We live in a cursed world, and if you feel that you are really being attacked, don’t ask ,”Why me?” but ask if you have wandered away from God. God provides His kippur, His covering (blessings, if you will) to protect us from the cursed world we live in. He does this when we are walking alongside Him, when we are living in His will. God has His path to walk, and when we wander off He will not wander off with us, so we find ourselves outside the kippur of His goodness and mercy.
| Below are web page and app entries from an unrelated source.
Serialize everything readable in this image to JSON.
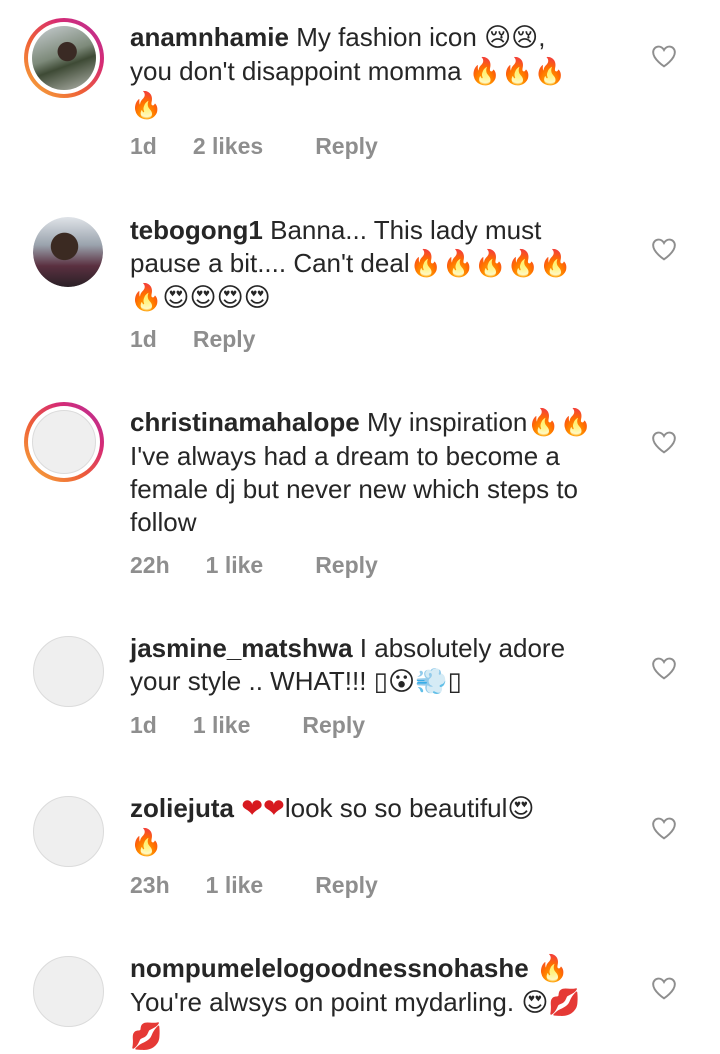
{
  "comments": [
    {
      "username": "anamnhamie",
      "text": "My fashion icon 😢😢, you don't disappoint momma 🔥🔥🔥 🔥",
      "time": "1d",
      "likes": "2 likes",
      "reply": "Reply",
      "story_ring": true
    },
    {
      "username": "tebogong1",
      "text": "Banna... This lady must pause a bit.... Can't deal🔥🔥🔥🔥🔥 🔥😍😍😍😍",
      "time": "1d",
      "likes": "",
      "reply": "Reply",
      "story_ring": false
    },
    {
      "username": "christinamahalope",
      "text": "My inspiration🔥🔥 I've always had a dream to become a female dj but never new which steps to follow",
      "time": "22h",
      "likes": "1 like",
      "reply": "Reply",
      "story_ring": true
    },
    {
      "username": "jasmine_matshwa",
      "text": "I absolutely adore your style .. WHAT!!! ▯😮💨▯",
      "time": "1d",
      "likes": "1 like",
      "reply": "Reply",
      "story_ring": false
    },
    {
      "username": "zoliejuta",
      "text": "❤❤look so so beautiful😍 🔥",
      "time": "23h",
      "likes": "1 like",
      "reply": "Reply",
      "story_ring": false
    },
    {
      "username": "nompumelelogoodnessnohashe",
      "text": "🔥 You're alwsys on point mydarling. 😍💋 💋",
      "time": "",
      "likes": "",
      "reply": "",
      "story_ring": false
    }
  ]
}
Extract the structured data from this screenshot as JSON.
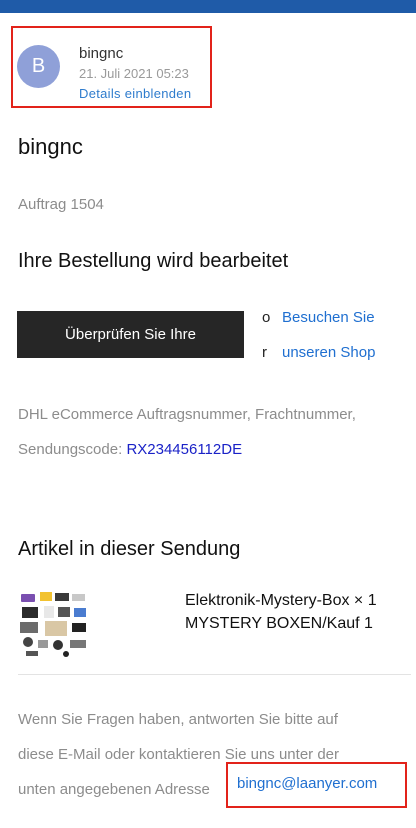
{
  "sender": {
    "avatar_letter": "B",
    "name": "bingnc",
    "date": "21. Juli 2021 05:23",
    "details_link": "Details einblenden"
  },
  "shop_name": "bingnc",
  "order_number": "Auftrag 1504",
  "headline": "Ihre Bestellung wird bearbeitet",
  "review_button": "Überprüfen Sie Ihre",
  "visit_shop": {
    "bullet_1": "o",
    "line_1": "Besuchen Sie",
    "bullet_2": "r",
    "line_2": "unseren Shop"
  },
  "tracking": {
    "text_line_1": "DHL eCommerce Auftragsnummer, Frachtnummer,",
    "label": "Sendungscode:",
    "code": "RX234456112DE"
  },
  "items_section_title": "Artikel in dieser Sendung",
  "item": {
    "title": "Elektronik-Mystery-Box × 1",
    "subtitle": "MYSTERY BOXEN/Kauf 1"
  },
  "footer": {
    "line_1": "Wenn Sie Fragen haben, antworten Sie bitte auf",
    "line_2": "diese E-Mail oder kontaktieren Sie uns unter der",
    "line_3": "unten angegebenen Adresse",
    "email": "bingnc@laanyer.com"
  },
  "colors": {
    "top_bar": "#1f5ba8",
    "highlight_border": "#e2231a",
    "link": "#1f6fd0",
    "tracking_code": "#1a22c7",
    "button_bg": "#262626",
    "avatar_bg": "#8fa0d8"
  }
}
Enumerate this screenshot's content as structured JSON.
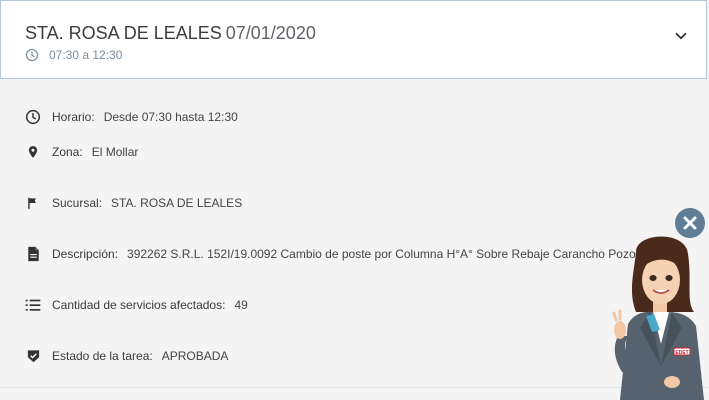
{
  "header": {
    "title": "STA. ROSA DE LEALES",
    "date": "07/01/2020",
    "time_range": "07:30 a 12:30",
    "icons": {
      "time": "clock-icon",
      "toggle": "chevron-down-icon"
    }
  },
  "details": [
    {
      "icon": "clock-icon",
      "label": "Horario:",
      "value": "Desde 07:30 hasta 12:30"
    },
    {
      "icon": "location-pin-icon",
      "label": "Zona:",
      "value": "El Mollar"
    },
    {
      "icon": "flag-icon",
      "label": "Sucursal:",
      "value": "STA. ROSA DE LEALES"
    },
    {
      "icon": "document-icon",
      "label": "Descripción:",
      "value": "392262 S.R.L. 152I/19.0092 Cambio de poste por Columna H°A° Sobre Rebaje Carancho Pozo"
    },
    {
      "icon": "list-icon",
      "label": "Cantidad de servicios afectados:",
      "value": "49"
    },
    {
      "icon": "shield-check-icon",
      "label": "Estado de la tarea:",
      "value": "APROBADA"
    }
  ],
  "assistant": {
    "close_icon": "close-icon",
    "badge_text": "EDET"
  },
  "colors": {
    "header_border": "#b3c6dd",
    "background": "#f4f4f4",
    "close_button": "#5f7d95"
  }
}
That’s when we should be asking ourselves something, but not, “Why me?” We need to ask, “Where did I get off track?” And, “How do I get back on track?” Those are the questions we need to constantly ask; we need to always question our motives, our desires, our actions, and understand that God is always there, He is always the same, and when things happen that we feel are not what we expected, it isn’t about God changing- it’s about us changing.

Starting today, ask “What am I doing?” instead of “Why me?” If things go wrong, ask ,”What did I do that may have caused this?”  If things are going great, ask yourself, “What am I doing that must be good in God’s eyes?”

God is in charge, but we have the freedom to do what we please. That often means we will go in the wrong direction, or we will actually do something really worthy of blessing. I like to say when I have done something really well, it is God doing it through me and He deserves the glory. When I screw-up royally, then I can take full credit. But I don’t ask, “Why me?”

Frankly, I don’t care why me or why not me, or why them…I only care about staying in God’s will and doing what pleases Him. I don’t ask “why”, I ask “what”, as in,”What did I do to get off track?” and then”What must I do to get back on track?” Sometimes I can ask the best question of all, “What am I doing that is so wonderful in God’s eyes, and how do I keep on doing it?”

“What” is the question that helps; “Why me?” is self-defeating and leads to inaction, guilt, and sadness whereas”What should I do?” encourages us to take action, improve and work towards demonstrating God’s glory.